-- Work task --
Filter the entries beneath this task, copying only the lines that hold the word "questions".

(Dataset entries)
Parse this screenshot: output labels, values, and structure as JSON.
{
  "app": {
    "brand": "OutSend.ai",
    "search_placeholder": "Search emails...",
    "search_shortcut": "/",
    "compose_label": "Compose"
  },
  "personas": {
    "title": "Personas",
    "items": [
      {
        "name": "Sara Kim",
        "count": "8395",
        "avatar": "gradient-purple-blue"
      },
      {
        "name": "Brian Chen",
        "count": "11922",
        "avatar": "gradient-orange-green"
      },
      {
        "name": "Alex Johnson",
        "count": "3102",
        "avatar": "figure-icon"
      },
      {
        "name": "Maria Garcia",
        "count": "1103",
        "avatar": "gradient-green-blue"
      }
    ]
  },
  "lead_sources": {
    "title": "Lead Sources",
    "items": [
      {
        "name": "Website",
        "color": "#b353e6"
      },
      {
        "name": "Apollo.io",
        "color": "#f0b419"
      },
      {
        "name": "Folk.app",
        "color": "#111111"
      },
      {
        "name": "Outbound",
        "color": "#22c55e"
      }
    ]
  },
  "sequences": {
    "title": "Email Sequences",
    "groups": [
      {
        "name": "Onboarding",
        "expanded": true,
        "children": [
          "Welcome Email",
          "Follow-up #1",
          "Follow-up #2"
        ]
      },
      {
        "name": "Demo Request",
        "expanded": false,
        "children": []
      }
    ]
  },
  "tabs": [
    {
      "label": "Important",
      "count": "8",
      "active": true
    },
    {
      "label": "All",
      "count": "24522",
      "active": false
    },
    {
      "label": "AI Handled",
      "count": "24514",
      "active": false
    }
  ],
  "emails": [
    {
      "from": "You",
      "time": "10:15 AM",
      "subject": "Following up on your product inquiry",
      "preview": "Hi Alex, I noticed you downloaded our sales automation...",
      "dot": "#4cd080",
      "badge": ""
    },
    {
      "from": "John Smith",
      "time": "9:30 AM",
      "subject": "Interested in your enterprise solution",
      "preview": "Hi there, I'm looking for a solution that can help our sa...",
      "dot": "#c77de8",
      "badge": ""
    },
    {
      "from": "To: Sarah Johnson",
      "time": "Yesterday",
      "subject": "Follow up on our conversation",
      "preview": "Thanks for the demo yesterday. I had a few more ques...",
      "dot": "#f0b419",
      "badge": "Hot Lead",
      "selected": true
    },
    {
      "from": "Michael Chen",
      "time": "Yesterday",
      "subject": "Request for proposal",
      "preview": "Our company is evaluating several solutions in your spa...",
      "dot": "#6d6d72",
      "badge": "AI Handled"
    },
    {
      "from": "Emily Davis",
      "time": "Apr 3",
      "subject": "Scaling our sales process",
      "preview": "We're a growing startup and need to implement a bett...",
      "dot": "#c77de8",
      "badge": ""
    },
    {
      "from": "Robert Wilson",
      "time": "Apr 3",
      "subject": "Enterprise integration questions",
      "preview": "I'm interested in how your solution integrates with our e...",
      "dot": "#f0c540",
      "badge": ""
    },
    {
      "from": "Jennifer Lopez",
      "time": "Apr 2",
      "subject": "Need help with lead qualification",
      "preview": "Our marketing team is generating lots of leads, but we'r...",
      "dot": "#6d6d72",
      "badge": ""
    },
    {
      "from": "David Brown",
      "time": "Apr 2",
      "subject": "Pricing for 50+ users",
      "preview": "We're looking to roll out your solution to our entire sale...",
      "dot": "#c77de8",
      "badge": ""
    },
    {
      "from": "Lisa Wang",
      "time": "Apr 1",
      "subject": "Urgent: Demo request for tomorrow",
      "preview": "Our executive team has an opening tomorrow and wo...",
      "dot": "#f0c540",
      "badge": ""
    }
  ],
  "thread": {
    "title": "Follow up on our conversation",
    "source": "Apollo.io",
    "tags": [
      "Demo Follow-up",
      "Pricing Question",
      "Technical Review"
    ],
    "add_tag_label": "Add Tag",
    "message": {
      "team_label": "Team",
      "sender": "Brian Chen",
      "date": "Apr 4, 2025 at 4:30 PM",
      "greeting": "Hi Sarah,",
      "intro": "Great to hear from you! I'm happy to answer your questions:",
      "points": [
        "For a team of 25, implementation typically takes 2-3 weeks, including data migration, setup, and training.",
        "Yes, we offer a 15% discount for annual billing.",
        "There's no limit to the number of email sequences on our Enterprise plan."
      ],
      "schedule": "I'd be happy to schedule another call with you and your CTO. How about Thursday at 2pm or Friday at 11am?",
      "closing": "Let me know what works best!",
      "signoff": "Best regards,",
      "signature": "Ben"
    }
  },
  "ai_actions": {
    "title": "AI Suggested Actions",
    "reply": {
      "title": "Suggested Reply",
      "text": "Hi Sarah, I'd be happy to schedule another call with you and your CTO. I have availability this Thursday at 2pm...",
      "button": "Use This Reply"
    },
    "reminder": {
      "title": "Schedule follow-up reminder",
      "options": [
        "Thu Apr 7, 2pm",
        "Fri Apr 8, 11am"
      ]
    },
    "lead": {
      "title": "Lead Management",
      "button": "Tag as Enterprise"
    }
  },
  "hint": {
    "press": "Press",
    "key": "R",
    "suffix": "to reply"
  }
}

-- Response to this exercise --
      "subject": "Enterprise integration questions",
      "intro": "Great to hear from you! I'm happy to answer your questions:",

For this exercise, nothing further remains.